Thrombocytopenia is a condition that is characterized when your blood has a lower amount of blood cell fragments called platelets than the normal number.
Platelets are produced in your bone marrow along with other types of blood cells. They regulate through your blood vessels and combine together to stop any bleeding that may occur if a blood vessel is ruptured. Platelets also are known as thrombocytes because a clot also is called a thrombus.
Causes of thrombocytopenia
Many factors can cause thrombocytopenia. The condition can be either inherited or acquired.
In general, thrombocytopenia occurs because:
- The body's bone marrow doesn't form enough platelets.
- The bone marrow forms enough platelets, but the body finishes them or uses them up.
- The spleen holds on to too many platelets.
A combination of the above factors may also cause thrombocytopenia.
Signs and symptoms of thrombocytopenia
Mild to serious bleeding is the main cause of the signs and symptoms shown in case of thrombocytopenia. Bleeding can occur inside your body or underneath your skin or from the surface of your skin.
Signs and symptoms of the disease can be seen suddenly or with time. Often mild thrombocytopenia has no signs or symptoms. Most of the times, it is found during a routine blood test.
Check with your doctor if you have any signs of bleeding. Major thrombocytopenia can cause bleeding in almost any part of the body.
Usually, external bleeding is the first sign of a low platelet count. External bleeding may cause purpura or petechiae. Purpura is purple, brown, and red bruises. This bruising may happen easily and often. Petechiae are small red or purple dots on your skin.
Other signs of external bleeding include:
- Prolonged bleeding, even from minor cuts
- Nosebleeds or bleeding from brushing your teeth
- Abnormal vaginal bleeding (especially heavy menstrual flow)
Heavy bleeding within the intestines or the brain is serious and can be fatal. Signs and symptoms include:
- If blood is found in the urine or stool or bleeding from the rectum. Blood in the stool can appear as red blood or as a dark, tarry color.
- Headaches and other neurological symptoms.
Treatment for thrombocytopenia
The treatment of thrombocytopenia relies on its own cause and condition. The treatment is done to prevent death and disability caused by bleeding.
If your condition is mild, you may not need treatment. A fully normal platelet count isn't necessary to prevent bleeding, even with severe cuts or accidents.
When the underlying cause of thrombocytopenia is treated, it often improves at faster rate. The people who inherit this condition usually don't need any kind of treatment.
If your immune system is causing a low platelet count, your doctor may prescribe medicines to suppress the immune system.
If your thrombocytopenia is major, your doctor may prescribe different treatments like medicines, blood or platelet transfusions, or splenectomy.
Your doctor may prescribe corticosteroids, also called steroids for short. Steroids may slow platelet destruction. These medicines can be given through a vein or by mouth.
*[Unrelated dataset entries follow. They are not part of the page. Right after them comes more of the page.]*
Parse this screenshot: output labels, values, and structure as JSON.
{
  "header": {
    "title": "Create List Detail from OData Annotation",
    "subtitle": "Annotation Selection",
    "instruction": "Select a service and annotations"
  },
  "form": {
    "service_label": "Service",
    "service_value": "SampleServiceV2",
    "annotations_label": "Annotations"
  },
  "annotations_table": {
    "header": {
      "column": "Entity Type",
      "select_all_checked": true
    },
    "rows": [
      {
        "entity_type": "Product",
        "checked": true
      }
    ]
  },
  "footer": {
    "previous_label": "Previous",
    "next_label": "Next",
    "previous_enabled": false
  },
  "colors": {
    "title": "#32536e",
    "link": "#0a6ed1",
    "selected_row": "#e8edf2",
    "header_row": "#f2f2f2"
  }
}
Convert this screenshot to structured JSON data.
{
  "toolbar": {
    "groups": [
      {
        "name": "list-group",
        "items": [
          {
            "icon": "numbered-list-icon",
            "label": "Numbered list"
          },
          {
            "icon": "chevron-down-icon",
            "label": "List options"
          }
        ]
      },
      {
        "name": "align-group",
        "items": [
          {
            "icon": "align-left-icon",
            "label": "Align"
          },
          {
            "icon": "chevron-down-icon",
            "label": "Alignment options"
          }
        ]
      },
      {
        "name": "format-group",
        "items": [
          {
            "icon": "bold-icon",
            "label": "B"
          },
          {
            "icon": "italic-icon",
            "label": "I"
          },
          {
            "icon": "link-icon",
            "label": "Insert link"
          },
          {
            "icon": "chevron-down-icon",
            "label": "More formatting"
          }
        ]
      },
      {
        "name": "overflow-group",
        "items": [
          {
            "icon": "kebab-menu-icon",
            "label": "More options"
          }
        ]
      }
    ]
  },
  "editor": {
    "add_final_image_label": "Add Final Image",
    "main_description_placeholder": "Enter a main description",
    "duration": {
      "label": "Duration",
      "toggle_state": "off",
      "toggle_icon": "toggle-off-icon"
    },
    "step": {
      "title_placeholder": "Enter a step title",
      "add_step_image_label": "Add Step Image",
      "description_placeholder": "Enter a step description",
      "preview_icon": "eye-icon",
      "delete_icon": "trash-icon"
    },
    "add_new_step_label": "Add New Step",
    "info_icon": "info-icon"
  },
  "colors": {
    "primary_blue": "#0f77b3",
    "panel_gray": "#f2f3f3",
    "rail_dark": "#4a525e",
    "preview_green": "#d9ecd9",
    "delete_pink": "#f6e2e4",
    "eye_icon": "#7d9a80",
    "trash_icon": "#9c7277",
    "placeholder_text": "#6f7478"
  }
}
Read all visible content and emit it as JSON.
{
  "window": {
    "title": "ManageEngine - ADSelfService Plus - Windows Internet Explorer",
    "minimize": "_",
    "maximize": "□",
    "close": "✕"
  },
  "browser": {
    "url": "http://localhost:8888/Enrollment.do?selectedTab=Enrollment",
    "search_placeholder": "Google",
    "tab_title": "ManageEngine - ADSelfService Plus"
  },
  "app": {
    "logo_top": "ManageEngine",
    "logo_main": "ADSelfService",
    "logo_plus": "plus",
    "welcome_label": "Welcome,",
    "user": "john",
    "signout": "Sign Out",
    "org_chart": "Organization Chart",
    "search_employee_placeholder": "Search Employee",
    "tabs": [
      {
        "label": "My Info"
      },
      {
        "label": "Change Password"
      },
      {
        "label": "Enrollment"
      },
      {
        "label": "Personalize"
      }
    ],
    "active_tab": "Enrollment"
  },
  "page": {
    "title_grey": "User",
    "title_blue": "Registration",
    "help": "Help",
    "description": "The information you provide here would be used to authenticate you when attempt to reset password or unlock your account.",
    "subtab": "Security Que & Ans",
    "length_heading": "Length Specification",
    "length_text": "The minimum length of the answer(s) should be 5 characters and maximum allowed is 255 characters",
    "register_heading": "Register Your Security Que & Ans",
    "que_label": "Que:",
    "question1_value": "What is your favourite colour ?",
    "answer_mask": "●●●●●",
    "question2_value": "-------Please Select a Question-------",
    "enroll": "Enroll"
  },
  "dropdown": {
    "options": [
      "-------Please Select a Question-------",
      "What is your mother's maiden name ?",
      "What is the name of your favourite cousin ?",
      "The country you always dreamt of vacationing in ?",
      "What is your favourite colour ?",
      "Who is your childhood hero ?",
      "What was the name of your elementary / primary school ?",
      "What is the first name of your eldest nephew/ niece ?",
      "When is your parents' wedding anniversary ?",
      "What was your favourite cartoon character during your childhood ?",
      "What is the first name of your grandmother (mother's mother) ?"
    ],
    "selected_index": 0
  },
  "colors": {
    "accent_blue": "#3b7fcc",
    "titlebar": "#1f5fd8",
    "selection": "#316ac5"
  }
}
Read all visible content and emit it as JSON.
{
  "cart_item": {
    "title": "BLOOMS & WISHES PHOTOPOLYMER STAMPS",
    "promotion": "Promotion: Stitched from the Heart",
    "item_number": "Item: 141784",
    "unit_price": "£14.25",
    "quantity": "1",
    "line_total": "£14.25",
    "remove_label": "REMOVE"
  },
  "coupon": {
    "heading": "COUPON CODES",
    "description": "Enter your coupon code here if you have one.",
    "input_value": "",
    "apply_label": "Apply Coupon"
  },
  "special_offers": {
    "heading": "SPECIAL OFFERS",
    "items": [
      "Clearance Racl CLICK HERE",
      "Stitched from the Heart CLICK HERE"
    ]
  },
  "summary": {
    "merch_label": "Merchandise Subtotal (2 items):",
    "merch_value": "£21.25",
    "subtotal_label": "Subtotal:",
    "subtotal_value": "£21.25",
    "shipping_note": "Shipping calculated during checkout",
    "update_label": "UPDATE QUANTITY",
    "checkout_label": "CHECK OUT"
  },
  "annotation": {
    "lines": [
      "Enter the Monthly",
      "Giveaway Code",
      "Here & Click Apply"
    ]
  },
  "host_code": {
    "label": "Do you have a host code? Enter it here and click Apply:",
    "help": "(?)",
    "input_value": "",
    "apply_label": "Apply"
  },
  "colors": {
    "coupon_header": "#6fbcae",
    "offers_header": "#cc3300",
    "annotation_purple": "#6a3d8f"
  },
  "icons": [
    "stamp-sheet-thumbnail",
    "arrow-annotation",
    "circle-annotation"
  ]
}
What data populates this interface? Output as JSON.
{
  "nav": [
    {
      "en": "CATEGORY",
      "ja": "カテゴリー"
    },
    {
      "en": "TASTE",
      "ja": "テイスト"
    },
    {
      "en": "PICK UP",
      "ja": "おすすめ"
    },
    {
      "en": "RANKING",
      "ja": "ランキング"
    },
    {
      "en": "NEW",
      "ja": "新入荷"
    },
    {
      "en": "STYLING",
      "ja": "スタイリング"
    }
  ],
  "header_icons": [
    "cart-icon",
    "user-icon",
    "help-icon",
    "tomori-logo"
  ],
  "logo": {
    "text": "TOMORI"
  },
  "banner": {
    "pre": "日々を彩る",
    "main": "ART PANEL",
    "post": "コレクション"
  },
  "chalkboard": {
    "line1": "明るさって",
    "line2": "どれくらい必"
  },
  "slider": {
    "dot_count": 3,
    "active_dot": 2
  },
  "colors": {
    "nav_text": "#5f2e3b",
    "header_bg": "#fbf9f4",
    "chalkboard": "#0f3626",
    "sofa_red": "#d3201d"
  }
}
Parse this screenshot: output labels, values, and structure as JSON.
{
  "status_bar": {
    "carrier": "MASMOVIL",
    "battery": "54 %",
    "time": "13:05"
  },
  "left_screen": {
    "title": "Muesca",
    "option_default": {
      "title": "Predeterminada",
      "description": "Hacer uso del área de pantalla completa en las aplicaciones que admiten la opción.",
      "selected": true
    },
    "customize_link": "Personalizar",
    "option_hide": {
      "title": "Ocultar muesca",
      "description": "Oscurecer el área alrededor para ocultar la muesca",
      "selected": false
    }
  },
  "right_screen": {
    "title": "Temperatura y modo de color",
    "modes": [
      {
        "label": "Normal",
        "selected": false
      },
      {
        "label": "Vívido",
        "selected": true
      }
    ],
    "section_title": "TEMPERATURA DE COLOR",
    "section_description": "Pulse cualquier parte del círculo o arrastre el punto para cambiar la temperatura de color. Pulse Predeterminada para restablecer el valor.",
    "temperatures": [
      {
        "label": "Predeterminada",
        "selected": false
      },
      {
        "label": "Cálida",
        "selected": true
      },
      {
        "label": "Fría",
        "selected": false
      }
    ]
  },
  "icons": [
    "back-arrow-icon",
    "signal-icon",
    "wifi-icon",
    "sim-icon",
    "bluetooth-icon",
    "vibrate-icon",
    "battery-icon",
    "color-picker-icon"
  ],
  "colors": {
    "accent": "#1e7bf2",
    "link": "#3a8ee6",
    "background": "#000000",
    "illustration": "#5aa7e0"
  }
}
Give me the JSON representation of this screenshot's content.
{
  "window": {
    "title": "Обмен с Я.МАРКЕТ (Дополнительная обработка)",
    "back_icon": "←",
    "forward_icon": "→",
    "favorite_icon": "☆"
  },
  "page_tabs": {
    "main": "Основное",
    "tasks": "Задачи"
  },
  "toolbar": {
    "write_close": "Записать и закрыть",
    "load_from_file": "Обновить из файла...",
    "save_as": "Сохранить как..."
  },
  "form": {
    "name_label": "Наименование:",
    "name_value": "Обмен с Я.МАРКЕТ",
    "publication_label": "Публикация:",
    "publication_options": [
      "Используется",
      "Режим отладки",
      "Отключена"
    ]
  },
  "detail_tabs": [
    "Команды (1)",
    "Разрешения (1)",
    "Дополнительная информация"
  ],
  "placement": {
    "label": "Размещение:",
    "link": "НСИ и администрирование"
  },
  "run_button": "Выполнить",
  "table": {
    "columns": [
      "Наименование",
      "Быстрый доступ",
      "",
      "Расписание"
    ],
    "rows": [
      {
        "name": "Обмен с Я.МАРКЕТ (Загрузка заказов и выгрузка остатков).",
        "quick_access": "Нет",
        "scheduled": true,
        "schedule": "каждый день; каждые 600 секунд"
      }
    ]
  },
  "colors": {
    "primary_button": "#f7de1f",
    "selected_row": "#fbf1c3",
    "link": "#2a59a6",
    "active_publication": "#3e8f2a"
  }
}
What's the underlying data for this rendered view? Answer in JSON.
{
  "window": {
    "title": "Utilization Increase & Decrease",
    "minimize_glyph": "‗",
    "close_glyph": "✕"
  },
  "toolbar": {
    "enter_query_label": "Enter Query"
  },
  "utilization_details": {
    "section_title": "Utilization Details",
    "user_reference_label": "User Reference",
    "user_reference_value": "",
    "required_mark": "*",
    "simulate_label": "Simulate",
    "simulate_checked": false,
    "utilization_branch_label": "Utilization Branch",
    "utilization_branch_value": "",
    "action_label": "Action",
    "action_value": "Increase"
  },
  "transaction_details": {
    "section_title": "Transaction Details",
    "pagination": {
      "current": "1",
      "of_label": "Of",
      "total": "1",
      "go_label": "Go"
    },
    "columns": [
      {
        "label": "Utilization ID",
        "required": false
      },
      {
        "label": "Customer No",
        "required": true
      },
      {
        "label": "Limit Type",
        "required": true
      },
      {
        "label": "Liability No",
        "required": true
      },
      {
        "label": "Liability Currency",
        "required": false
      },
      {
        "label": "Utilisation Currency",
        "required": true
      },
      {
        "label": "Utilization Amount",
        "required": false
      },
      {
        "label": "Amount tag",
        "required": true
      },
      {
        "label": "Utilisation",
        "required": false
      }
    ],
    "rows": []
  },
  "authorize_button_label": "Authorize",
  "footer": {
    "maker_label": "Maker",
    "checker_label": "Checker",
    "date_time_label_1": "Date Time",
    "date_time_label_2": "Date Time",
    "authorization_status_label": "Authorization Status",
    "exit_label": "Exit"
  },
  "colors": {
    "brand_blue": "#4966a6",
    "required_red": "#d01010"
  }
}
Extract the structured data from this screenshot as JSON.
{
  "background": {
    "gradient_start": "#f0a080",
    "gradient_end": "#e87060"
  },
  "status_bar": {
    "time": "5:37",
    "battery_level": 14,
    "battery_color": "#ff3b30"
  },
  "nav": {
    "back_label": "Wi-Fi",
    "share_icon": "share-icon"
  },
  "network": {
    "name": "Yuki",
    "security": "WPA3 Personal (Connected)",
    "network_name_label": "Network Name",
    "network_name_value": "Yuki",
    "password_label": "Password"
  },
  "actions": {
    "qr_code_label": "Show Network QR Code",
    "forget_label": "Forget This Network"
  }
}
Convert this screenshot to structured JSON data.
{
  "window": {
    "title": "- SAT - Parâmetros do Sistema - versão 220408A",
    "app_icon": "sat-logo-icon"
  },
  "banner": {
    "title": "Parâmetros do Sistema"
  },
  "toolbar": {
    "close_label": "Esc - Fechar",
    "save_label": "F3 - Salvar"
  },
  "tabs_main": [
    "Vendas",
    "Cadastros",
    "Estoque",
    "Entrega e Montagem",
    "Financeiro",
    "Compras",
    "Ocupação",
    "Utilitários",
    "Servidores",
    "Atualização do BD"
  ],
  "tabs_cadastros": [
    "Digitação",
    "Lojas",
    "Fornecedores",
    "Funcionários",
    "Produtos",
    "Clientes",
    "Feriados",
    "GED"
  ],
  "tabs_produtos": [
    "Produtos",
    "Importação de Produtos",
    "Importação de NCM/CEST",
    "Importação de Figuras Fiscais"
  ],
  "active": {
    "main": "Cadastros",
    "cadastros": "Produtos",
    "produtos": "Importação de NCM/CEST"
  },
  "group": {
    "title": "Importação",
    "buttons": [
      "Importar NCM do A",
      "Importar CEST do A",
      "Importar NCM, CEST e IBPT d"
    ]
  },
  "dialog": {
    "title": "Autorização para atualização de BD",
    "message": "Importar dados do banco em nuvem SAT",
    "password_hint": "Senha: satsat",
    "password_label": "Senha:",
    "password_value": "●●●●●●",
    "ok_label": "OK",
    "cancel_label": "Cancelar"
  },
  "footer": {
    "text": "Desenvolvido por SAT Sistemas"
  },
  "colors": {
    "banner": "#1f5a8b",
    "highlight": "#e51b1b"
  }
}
One example of this type of medicine is prednisone.
The steroids that are used to treat thrombocytopenia are different from illegal steroids taken by some athletes to enhance their performance.
Your doctor may prescribe some of the immunoglobulins or medicines like rituximab to obstruct your immune system. These medicines are provided through a vein.
The doctor also may prescribe different medicines like eltrombopag or romiplostim to help your body make more platelets. The former comes as a tablet to take by mouth and the latter is given as an injection under the skin.
Blood or Platelet Transfusions
Generally, blood or platelet transfusions are used to treat people who have active bleeding or are at a high risk of bleeding. During this procedure, a needle is used to insert an intravenous (IV) line into one of your blood vessels. Through this line, you receive healthy blood or platelets.
A splenectomy is surgery to extract the spleen. This surgery can be used if treatment with medicines doesn't work properly. Mostly this surgery is used for adults who have immune thrombocytopenia (ITP). However, medicines often are the first course of treatment.